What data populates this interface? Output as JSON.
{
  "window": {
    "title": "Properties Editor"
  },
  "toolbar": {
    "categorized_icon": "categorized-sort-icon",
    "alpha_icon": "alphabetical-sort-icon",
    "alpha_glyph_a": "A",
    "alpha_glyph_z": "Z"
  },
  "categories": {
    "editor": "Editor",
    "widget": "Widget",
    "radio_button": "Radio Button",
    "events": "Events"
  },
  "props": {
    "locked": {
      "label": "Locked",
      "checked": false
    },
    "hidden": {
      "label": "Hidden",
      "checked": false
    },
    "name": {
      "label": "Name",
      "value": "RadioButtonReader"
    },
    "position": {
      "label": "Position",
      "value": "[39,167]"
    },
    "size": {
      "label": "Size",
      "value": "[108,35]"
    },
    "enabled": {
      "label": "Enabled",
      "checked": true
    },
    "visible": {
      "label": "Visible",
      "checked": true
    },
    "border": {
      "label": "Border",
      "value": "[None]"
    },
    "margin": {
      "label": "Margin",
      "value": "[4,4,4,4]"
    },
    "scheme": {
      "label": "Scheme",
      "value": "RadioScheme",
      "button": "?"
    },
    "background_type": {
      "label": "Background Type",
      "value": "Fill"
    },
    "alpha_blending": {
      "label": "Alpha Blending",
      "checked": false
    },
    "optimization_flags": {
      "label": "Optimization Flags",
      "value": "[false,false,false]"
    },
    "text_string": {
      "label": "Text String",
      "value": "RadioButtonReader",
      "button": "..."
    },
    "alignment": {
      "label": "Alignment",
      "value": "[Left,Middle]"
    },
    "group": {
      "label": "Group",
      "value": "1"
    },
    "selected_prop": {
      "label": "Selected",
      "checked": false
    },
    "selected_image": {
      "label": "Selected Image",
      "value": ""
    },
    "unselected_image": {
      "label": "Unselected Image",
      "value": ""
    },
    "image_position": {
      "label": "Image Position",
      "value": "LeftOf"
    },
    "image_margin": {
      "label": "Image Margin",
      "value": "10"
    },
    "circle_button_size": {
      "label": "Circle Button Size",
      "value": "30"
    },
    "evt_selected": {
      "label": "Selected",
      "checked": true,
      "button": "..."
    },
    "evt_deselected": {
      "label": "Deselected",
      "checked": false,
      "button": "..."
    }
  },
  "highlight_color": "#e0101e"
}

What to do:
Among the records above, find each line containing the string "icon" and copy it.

Completed task:
    "categorized_icon": "categorized-sort-icon",
    "alpha_icon": "alphabetical-sort-icon",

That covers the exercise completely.